■ TASK OBJECTIVE:
Copies of all lines containing the string "JSON" are needed from the data below.

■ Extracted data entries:
+ + + +

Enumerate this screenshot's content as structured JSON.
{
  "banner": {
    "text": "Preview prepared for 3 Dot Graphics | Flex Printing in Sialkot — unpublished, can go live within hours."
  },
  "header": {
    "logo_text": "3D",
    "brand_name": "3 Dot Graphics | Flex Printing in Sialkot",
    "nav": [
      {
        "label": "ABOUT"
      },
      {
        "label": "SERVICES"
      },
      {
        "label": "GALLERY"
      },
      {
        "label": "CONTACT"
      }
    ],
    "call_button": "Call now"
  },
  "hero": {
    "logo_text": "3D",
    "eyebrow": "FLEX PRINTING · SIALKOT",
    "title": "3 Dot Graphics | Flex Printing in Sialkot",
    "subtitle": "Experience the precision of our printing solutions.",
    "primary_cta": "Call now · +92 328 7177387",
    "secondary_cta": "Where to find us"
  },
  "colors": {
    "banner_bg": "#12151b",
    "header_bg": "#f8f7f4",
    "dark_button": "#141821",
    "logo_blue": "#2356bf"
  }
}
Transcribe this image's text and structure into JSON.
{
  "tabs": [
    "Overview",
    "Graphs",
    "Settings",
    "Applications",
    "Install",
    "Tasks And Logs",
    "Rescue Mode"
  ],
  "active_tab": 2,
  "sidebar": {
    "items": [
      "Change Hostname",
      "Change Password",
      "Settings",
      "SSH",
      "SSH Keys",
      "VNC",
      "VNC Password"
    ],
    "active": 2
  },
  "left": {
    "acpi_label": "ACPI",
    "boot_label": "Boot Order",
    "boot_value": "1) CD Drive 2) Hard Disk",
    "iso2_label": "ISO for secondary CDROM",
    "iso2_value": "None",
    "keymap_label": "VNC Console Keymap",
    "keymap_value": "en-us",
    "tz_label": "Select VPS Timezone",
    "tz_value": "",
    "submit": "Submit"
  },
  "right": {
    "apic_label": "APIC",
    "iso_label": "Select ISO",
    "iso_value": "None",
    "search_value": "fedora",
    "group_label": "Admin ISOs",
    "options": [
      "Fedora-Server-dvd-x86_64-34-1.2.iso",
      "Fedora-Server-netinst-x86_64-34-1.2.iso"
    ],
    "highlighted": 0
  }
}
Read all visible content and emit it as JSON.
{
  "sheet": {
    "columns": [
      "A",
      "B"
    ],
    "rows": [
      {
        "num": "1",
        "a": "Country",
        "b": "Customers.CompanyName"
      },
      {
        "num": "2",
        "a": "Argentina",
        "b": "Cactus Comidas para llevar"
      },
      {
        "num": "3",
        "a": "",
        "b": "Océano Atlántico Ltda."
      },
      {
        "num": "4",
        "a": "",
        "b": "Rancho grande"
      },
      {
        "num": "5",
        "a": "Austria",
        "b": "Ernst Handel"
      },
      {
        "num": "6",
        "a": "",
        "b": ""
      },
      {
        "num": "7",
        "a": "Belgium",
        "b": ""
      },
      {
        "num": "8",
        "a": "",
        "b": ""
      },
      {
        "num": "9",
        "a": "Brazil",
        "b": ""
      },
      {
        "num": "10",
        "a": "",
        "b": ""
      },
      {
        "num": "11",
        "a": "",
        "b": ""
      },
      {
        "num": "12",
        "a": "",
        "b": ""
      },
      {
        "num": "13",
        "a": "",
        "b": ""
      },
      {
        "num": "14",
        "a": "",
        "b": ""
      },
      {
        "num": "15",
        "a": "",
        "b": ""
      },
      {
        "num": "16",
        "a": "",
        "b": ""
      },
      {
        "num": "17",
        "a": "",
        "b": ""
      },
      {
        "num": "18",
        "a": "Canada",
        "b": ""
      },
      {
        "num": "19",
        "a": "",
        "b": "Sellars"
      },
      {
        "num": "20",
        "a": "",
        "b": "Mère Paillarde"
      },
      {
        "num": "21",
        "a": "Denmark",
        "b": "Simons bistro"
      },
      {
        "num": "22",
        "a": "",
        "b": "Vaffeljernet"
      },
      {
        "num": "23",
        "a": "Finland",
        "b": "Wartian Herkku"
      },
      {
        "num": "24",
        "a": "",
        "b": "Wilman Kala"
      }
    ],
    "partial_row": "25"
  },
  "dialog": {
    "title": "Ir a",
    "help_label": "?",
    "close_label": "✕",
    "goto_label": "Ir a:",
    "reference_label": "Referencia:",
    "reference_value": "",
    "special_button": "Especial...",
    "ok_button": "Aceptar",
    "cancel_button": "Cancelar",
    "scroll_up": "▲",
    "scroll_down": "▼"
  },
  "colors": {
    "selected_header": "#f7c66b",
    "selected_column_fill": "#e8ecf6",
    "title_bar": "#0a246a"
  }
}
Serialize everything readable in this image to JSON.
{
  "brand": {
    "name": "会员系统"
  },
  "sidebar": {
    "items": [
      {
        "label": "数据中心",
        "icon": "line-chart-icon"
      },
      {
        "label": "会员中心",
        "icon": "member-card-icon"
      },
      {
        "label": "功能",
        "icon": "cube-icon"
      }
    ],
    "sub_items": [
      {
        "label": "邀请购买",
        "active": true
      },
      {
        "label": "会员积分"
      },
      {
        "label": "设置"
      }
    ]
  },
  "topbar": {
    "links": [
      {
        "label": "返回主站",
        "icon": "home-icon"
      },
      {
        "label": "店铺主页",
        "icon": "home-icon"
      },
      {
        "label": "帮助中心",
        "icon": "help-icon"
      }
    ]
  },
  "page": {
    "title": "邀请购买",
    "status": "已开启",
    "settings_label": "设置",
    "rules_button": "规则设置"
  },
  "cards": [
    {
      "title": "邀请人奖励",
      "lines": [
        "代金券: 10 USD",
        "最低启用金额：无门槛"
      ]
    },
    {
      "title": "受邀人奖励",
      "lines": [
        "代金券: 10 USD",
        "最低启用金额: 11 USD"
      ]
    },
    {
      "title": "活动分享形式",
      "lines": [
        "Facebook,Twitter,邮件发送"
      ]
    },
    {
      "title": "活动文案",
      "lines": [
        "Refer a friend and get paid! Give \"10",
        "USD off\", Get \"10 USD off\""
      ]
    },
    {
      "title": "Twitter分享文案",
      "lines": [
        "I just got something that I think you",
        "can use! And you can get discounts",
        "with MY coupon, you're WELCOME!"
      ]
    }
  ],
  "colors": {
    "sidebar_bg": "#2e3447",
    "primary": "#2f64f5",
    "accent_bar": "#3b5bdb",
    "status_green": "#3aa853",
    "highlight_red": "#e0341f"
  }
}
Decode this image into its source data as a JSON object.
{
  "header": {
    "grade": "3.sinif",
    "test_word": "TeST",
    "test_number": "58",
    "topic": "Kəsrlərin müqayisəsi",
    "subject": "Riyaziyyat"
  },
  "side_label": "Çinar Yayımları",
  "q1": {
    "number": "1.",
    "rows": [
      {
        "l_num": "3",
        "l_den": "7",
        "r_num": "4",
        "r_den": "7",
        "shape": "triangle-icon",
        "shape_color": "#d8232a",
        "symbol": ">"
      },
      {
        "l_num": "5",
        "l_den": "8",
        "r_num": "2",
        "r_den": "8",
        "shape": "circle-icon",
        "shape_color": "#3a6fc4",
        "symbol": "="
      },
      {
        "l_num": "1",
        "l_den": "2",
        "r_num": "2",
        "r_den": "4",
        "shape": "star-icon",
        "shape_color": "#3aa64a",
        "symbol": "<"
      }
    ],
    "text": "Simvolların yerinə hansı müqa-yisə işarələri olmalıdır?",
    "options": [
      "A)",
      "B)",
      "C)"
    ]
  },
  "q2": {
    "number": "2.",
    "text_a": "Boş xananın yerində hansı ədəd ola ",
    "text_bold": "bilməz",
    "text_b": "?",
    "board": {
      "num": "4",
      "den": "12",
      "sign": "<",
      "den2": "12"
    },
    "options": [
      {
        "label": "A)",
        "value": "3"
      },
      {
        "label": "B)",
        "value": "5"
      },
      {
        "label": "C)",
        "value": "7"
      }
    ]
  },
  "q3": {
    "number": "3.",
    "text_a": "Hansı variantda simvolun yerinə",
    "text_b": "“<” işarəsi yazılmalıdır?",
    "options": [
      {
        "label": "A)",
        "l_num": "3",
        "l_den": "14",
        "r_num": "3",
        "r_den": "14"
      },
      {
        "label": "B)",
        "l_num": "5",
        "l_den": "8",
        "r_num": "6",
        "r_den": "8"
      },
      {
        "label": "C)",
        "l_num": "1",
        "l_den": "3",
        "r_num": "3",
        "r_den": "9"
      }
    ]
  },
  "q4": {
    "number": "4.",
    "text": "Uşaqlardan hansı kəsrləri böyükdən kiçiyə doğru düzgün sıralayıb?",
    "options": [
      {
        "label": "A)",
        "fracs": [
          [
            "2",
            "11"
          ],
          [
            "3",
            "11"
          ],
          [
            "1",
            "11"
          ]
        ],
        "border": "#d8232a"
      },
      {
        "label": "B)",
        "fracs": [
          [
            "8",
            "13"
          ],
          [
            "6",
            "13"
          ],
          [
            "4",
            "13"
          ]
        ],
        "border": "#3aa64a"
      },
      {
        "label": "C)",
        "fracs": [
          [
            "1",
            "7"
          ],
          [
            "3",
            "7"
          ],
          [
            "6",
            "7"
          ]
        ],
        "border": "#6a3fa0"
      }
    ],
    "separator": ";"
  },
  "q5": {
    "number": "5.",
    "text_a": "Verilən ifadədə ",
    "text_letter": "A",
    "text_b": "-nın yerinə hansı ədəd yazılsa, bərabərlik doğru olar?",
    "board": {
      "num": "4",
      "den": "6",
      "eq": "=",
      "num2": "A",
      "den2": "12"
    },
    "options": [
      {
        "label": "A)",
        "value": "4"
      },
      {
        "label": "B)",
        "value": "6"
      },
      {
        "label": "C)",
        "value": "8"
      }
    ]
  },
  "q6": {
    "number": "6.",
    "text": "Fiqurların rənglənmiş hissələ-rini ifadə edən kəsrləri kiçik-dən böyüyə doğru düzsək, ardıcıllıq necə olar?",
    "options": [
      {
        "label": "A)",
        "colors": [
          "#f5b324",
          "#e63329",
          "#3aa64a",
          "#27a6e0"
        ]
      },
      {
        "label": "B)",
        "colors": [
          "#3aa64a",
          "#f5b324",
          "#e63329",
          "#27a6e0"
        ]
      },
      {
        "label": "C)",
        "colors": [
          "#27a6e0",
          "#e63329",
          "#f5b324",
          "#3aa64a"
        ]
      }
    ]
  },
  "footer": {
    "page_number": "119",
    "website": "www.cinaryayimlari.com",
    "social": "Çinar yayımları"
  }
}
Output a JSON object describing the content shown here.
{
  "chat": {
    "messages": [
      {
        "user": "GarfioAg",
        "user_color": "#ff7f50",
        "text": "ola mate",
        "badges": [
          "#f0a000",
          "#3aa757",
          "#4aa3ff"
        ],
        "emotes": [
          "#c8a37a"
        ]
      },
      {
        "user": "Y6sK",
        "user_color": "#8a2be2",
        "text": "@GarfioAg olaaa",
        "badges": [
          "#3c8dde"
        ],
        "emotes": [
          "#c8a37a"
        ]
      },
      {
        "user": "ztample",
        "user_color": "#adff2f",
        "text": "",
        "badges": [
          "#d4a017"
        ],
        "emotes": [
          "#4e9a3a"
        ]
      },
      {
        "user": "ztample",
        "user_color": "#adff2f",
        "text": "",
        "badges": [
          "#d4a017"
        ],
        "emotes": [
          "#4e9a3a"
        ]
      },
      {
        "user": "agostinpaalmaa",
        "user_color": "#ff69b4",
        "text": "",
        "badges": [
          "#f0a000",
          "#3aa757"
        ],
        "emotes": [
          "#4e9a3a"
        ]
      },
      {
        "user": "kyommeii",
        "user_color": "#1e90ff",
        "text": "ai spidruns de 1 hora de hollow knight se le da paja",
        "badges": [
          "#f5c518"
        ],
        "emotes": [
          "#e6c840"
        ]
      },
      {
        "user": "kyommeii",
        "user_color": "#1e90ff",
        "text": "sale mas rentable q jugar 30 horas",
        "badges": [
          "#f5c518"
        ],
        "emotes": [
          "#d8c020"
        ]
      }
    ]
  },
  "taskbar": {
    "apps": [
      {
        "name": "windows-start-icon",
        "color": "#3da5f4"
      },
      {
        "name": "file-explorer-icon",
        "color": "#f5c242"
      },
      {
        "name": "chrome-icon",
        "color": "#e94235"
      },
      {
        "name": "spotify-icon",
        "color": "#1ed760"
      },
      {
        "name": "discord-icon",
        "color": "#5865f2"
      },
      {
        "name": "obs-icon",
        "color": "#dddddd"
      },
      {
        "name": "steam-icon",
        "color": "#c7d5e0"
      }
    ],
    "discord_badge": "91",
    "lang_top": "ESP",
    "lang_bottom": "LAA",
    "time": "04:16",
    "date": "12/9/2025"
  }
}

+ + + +

■ SOLVED PROBLEM:
Enumerate this screenshot's content as structured JSON.
Transcribe this image's text and structure into JSON.
Read all visible content and emit it as JSON.
Serialize everything readable in this image to JSON.
Decode this image into its source data as a JSON object.
Output a JSON object describing the content shown here.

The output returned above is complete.